Two FKRM students recipients of funding through Research Manitoba Awards
Students Nicole Brunton and Craig Hillier have received funding for their respective projects through Research Manitoba Awards.
Factulty of Kinesiology and Recreation Management students, Nicole Brunton and Craig Hillier, have received funding through the Research Manitoba Awards.
Applied Health Sciences Ph.D. student, Nicole Brunton received funding for her project, “Is exposure to diabetes in utero causally associated with hypertension in offspring? A triangulation approach.”
Master’s student, Craig Hillier, received funding for his project, “The effects of a savouring intervention among adolescent athletes.”
Research Manitoba supports and coordinates the funding of research and innovation in health, natural and social sciences, engineering and the humanities in Manitoba.
For Brunton and Hillier, curiosity is the centre of their research.
Bruton, who received her undergraduate degree in exercise physiology from the University of British Columbia, Okanagan, became interested in prevention while working rehab in an acute care hospital.
“I was always thinking about why we were doing something,” said Brunton.
She often had questions there weren’t always answers for, which eventually led her to research. The ability to do different kinds of research and ask different questions brought her to the University of Manitoba.

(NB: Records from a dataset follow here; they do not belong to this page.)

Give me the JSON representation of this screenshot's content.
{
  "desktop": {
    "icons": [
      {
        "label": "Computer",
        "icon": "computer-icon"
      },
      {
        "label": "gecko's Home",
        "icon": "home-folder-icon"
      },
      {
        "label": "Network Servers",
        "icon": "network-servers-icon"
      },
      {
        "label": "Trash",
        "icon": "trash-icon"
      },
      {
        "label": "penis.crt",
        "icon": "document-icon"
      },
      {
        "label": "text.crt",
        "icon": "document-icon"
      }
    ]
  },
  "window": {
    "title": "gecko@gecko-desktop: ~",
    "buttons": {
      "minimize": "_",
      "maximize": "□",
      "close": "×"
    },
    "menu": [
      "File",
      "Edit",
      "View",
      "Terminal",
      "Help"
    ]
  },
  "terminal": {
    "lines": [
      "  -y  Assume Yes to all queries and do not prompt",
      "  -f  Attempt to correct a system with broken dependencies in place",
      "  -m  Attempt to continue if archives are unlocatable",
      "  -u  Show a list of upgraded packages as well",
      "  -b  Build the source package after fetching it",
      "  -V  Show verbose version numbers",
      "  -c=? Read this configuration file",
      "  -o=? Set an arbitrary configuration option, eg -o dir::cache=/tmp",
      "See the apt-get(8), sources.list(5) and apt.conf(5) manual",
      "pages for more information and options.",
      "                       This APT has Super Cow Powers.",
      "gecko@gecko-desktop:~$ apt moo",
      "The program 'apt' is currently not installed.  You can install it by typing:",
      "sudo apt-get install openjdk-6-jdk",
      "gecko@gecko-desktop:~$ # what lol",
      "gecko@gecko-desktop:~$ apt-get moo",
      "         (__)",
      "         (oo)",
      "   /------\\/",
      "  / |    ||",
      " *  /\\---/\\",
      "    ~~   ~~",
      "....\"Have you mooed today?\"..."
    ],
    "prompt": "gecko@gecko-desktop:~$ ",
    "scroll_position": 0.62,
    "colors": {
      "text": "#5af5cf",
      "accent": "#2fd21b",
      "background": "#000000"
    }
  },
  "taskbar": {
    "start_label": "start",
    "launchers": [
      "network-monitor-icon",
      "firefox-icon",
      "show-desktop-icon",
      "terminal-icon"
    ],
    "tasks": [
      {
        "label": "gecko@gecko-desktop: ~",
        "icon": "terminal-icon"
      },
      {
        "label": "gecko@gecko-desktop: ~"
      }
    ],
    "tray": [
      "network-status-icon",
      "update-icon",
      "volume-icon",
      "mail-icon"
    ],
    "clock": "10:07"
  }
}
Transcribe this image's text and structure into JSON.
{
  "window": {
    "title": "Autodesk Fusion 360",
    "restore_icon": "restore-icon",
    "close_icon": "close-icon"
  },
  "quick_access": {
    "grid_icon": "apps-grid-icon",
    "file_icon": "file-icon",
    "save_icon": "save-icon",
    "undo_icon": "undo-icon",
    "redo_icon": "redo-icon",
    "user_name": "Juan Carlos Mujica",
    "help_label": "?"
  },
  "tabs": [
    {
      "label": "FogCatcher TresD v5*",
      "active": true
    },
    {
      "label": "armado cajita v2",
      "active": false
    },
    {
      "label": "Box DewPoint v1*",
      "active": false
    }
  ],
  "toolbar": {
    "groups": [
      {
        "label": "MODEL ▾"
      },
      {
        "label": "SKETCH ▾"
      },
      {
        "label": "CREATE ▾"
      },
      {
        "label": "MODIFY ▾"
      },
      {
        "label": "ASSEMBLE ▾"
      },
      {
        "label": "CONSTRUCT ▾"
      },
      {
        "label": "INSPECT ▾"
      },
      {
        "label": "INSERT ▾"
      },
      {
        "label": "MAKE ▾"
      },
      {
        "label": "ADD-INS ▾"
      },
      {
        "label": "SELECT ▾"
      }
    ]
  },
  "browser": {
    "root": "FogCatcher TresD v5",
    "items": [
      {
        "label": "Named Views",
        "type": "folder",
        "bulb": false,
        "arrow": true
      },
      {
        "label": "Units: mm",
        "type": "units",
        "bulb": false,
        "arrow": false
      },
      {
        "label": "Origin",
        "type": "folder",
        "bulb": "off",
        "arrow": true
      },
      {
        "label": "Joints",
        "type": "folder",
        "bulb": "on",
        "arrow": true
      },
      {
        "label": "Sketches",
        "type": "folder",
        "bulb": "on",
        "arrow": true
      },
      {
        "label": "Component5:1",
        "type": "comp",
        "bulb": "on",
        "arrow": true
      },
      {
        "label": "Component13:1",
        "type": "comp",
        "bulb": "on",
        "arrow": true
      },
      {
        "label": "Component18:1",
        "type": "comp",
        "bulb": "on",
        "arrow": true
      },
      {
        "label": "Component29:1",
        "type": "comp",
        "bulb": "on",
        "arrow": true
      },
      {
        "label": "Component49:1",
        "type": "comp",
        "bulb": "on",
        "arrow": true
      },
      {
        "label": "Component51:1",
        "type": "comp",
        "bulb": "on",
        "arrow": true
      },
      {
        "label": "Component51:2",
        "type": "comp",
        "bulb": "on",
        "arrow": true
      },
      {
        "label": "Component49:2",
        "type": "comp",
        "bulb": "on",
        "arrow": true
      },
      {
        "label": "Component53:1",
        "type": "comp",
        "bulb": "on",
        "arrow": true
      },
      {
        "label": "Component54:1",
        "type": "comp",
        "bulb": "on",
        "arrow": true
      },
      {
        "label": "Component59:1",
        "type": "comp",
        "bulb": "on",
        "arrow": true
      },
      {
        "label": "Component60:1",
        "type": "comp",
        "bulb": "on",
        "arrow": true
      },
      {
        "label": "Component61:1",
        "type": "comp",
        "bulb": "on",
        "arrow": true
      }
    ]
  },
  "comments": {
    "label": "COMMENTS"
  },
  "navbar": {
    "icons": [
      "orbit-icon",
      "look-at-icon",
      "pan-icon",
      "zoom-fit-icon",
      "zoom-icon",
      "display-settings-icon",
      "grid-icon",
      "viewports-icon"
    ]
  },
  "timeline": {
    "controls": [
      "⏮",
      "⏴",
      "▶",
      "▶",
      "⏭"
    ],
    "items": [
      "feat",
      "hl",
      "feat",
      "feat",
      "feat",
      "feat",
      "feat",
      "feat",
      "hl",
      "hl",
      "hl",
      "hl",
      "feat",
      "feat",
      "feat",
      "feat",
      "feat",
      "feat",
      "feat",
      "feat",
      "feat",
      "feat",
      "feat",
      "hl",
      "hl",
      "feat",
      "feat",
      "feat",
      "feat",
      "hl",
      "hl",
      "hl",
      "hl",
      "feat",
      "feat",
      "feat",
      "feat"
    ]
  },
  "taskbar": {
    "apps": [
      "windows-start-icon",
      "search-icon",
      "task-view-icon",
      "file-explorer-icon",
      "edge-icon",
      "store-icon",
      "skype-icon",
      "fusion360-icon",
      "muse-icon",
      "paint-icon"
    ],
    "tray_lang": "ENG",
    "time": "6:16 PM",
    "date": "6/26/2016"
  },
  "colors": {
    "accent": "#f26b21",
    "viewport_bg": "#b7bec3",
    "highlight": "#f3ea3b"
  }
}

Brunton’s project looks at exposure to diabetes in utero and if that influences someone’s risk of developing hypertension or high blood pressure later in life. They are using a triangulation approach in their research to try and estimate whether this association in the literature is causal or a statistical association.
“It’ll give us a better idea of if this association is causal, or potentially something else happening,” she said.
For Hillier, his curiosity came from his time playing tennis.
While competing through the tennis levels, Hillier saw many younger players having trouble regulating their emotions and staying positive. Hillier felt savouring had helped his game and wanted to share it with other players.
Hillier, who has a Bachelor of Science in microbiology and a Masters of Science from the Dr. Gerald Niznick College of Dentistry, took some time off from the academic world. When he and his wife began playing tennis, Hillier read every book he could find on sports psychology to help his game.
“I got that bug again to come back,” said Hillier.
The idea of savouring is up-regulating favourable emotions by concentrating on your positive experiences and success in your life. Hillier describes it as a positivity amplifier, with its effects stretching beyond sport.
“It’s more about mental health. Number one goal is about overall well-being,” Hillier said.
The feasibility study will teach players the concept of savouring, hopefully Increasing their well-being, emotional regulation, and confidence.
Both Brunton and Hillier are thankful for the Research Manitoba Award and the support of the university, the faculty, and their advisors.